Exercise:
Copy each line that includes the string "icon" from the material into your answer.

____

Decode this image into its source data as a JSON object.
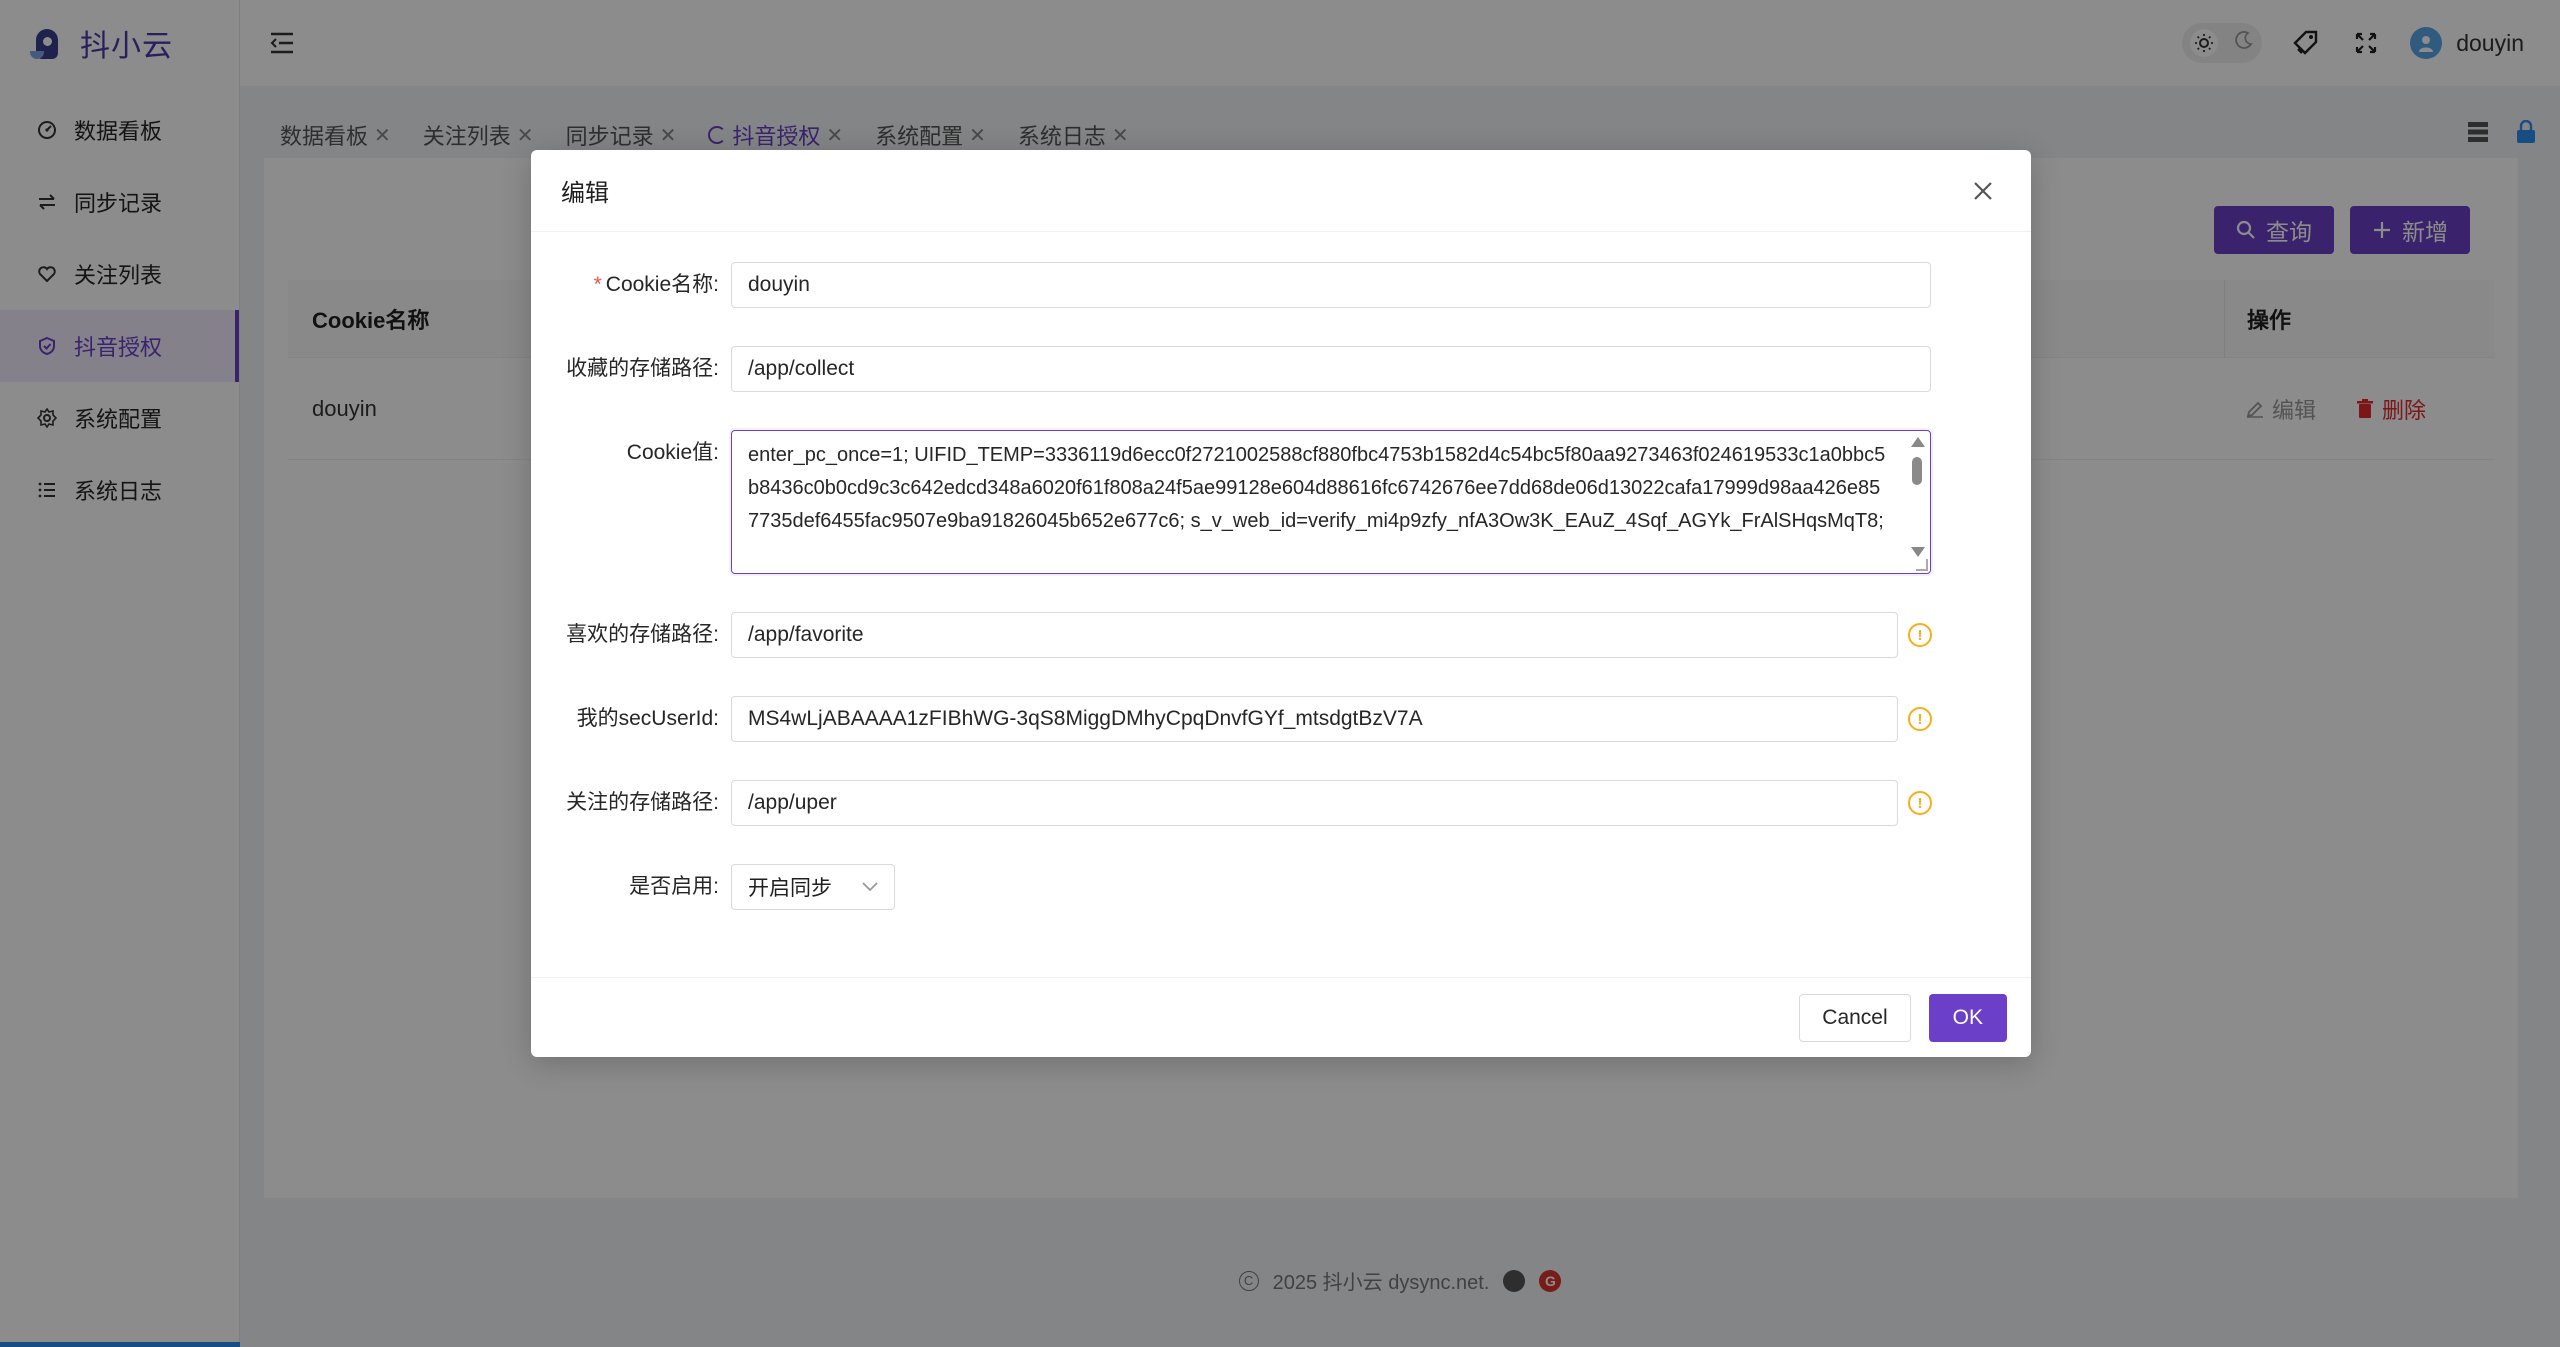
{
  "app": {
    "name": "抖小云"
  },
  "sidebar": {
    "items": [
      {
        "label": "数据看板",
        "icon": "dashboard-icon",
        "active": false
      },
      {
        "label": "同步记录",
        "icon": "sync-arrows-icon",
        "active": false
      },
      {
        "label": "关注列表",
        "icon": "heart-icon",
        "active": false
      },
      {
        "label": "抖音授权",
        "icon": "shield-check-icon",
        "active": true
      },
      {
        "label": "系统配置",
        "icon": "gear-icon",
        "active": false
      },
      {
        "label": "系统日志",
        "icon": "list-icon",
        "active": false
      }
    ]
  },
  "header": {
    "username": "douyin"
  },
  "tabs": [
    {
      "label": "数据看板",
      "active": false
    },
    {
      "label": "关注列表",
      "active": false
    },
    {
      "label": "同步记录",
      "active": false
    },
    {
      "label": "抖音授权",
      "active": true
    },
    {
      "label": "系统配置",
      "active": false
    },
    {
      "label": "系统日志",
      "active": false
    }
  ],
  "toolbar": {
    "query_label": "查询",
    "add_label": "新增"
  },
  "table": {
    "columns": {
      "name": "Cookie名称",
      "ops": "操作"
    },
    "rows": [
      {
        "name": "douyin",
        "edit": "编辑",
        "delete": "删除"
      }
    ]
  },
  "footer": {
    "text": "2025 抖小云 dysync.net."
  },
  "modal": {
    "title": "编辑",
    "fields": {
      "cookie_name": {
        "label": "Cookie名称",
        "value": "douyin"
      },
      "collect_path": {
        "label": "收藏的存储路径",
        "value": "/app/collect"
      },
      "cookie_value": {
        "label": "Cookie值",
        "value": "enter_pc_once=1; UIFID_TEMP=3336119d6ecc0f2721002588cf880fbc4753b1582d4c54bc5f80aa9273463f024619533c1a0bbc5b8436c0b0cd9c3c642edcd348a6020f61f808a24f5ae99128e604d88616fc6742676ee7dd68de06d13022cafa17999d98aa426e857735def6455fac9507e9ba91826045b652e677c6; s_v_web_id=verify_mi4p9zfy_nfA3Ow3K_EAuZ_4Sqf_AGYk_FrAlSHqsMqT8;"
      },
      "favorite_path": {
        "label": "喜欢的存储路径",
        "value": "/app/favorite"
      },
      "sec_user_id": {
        "label": "我的secUserId",
        "value": "MS4wLjABAAAA1zFIBhWG-3qS8MiggDMhyCpqDnvfGYf_mtsdgtBzV7A"
      },
      "uper_path": {
        "label": "关注的存储路径",
        "value": "/app/uper"
      },
      "enabled": {
        "label": "是否启用",
        "value": "开启同步"
      }
    },
    "cancel_label": "Cancel",
    "ok_label": "OK"
  },
  "colors": {
    "primary": "#6b3fc7",
    "danger": "#e0282e",
    "warning": "#faad14"
  }
}
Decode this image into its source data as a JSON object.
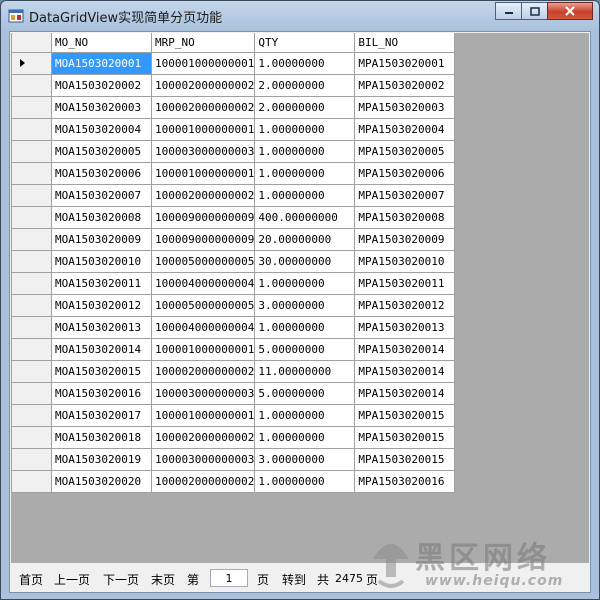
{
  "window": {
    "title": "DataGridView实现简单分页功能"
  },
  "grid": {
    "columns": [
      "MO_NO",
      "MRP_NO",
      "QTY",
      "BIL_NO"
    ],
    "rows": [
      [
        "MOA1503020001",
        "100001000000001",
        "1.00000000",
        "MPA1503020001"
      ],
      [
        "MOA1503020002",
        "100002000000002",
        "2.00000000",
        "MPA1503020002"
      ],
      [
        "MOA1503020003",
        "100002000000002",
        "2.00000000",
        "MPA1503020003"
      ],
      [
        "MOA1503020004",
        "100001000000001",
        "1.00000000",
        "MPA1503020004"
      ],
      [
        "MOA1503020005",
        "100003000000003",
        "1.00000000",
        "MPA1503020005"
      ],
      [
        "MOA1503020006",
        "100001000000001",
        "1.00000000",
        "MPA1503020006"
      ],
      [
        "MOA1503020007",
        "100002000000002",
        "1.00000000",
        "MPA1503020007"
      ],
      [
        "MOA1503020008",
        "100009000000009",
        "400.00000000",
        "MPA1503020008"
      ],
      [
        "MOA1503020009",
        "100009000000009",
        "20.00000000",
        "MPA1503020009"
      ],
      [
        "MOA1503020010",
        "100005000000005",
        "30.00000000",
        "MPA1503020010"
      ],
      [
        "MOA1503020011",
        "100004000000004",
        "1.00000000",
        "MPA1503020011"
      ],
      [
        "MOA1503020012",
        "100005000000005",
        "3.00000000",
        "MPA1503020012"
      ],
      [
        "MOA1503020013",
        "100004000000004",
        "1.00000000",
        "MPA1503020013"
      ],
      [
        "MOA1503020014",
        "100001000000001",
        "5.00000000",
        "MPA1503020014"
      ],
      [
        "MOA1503020015",
        "100002000000002",
        "11.00000000",
        "MPA1503020014"
      ],
      [
        "MOA1503020016",
        "100003000000003",
        "5.00000000",
        "MPA1503020014"
      ],
      [
        "MOA1503020017",
        "100001000000001",
        "1.00000000",
        "MPA1503020015"
      ],
      [
        "MOA1503020018",
        "100002000000002",
        "1.00000000",
        "MPA1503020015"
      ],
      [
        "MOA1503020019",
        "100003000000003",
        "3.00000000",
        "MPA1503020015"
      ],
      [
        "MOA1503020020",
        "100002000000002",
        "1.00000000",
        "MPA1503020016"
      ]
    ],
    "selected_color": "#3399ff"
  },
  "pager": {
    "first": "首页",
    "prev": "上一页",
    "next": "下一页",
    "last": "末页",
    "page_prefix": "第",
    "page_value": "1",
    "page_suffix": "页",
    "goto": "转到",
    "total_prefix": "共",
    "total_value": "2475",
    "total_suffix": "页"
  },
  "watermark": {
    "text": "黑区网络",
    "url": "www.heiqu.com"
  }
}
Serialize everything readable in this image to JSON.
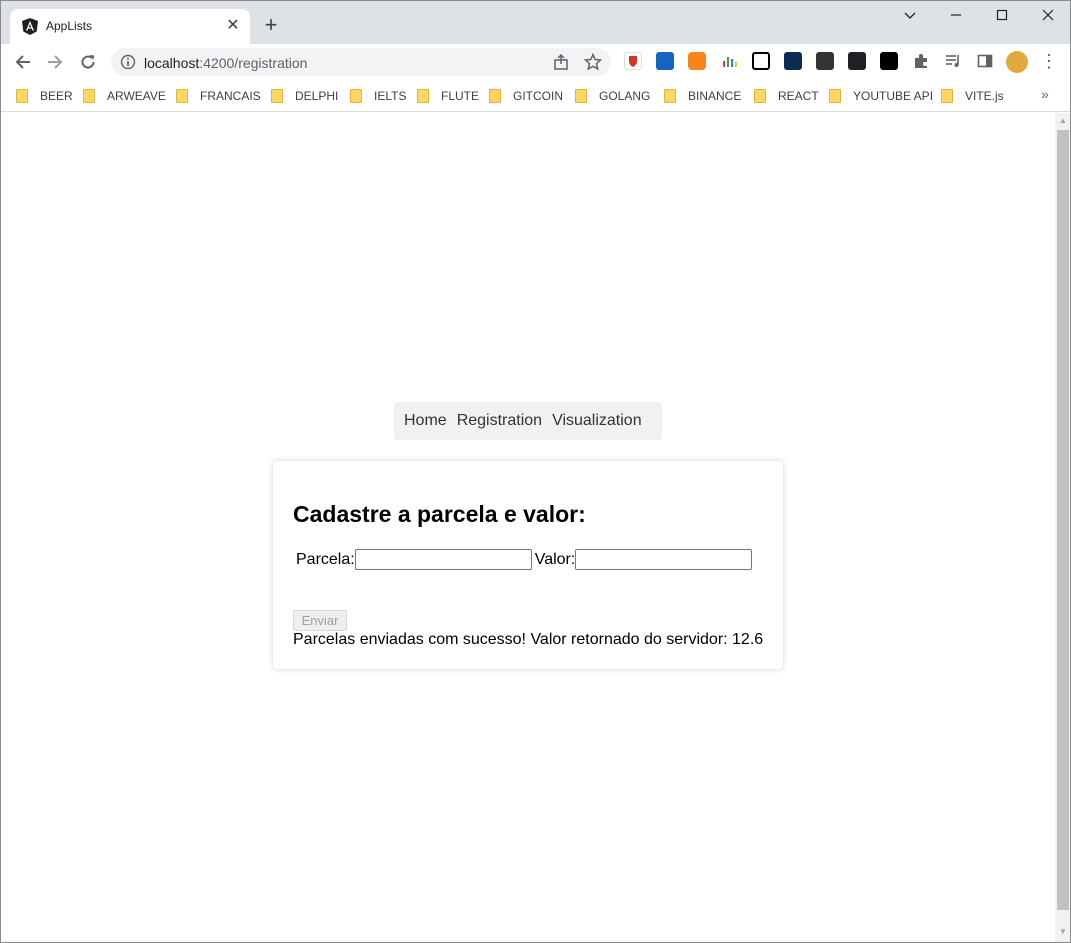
{
  "browser": {
    "tab_title": "AppLists",
    "url_host": "localhost",
    "url_port_path": ":4200/registration",
    "bookmarks": [
      "BEER",
      "ARWEAVE",
      "FRANCAIS",
      "DELPHI",
      "IELTS",
      "FLUTE",
      "GITCOIN",
      "GOLANG",
      "BINANCE",
      "REACT",
      "YOUTUBE API",
      "VITE.js"
    ],
    "bookmarks_more": "»"
  },
  "nav": {
    "home": "Home",
    "registration": "Registration",
    "visualization": "Visualization"
  },
  "form": {
    "heading": "Cadastre a parcela e valor:",
    "parcela_label": "Parcela:",
    "valor_label": "Valor:",
    "parcela_value": "",
    "valor_value": "",
    "submit_label": "Enviar",
    "status_message": "Parcelas enviadas com sucesso! Valor retornado do servidor: 12.6"
  },
  "colors": {
    "tabstrip": "#dee1e6",
    "omnibox": "#f1f3f4",
    "navbar": "#f1f1f1"
  }
}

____

Exercise result:
        "icon": "dashboard-icon",
        "icon": "sync-arrows-icon",
        "icon": "heart-icon",
        "icon": "shield-check-icon",
        "icon": "gear-icon",
        "icon": "list-icon",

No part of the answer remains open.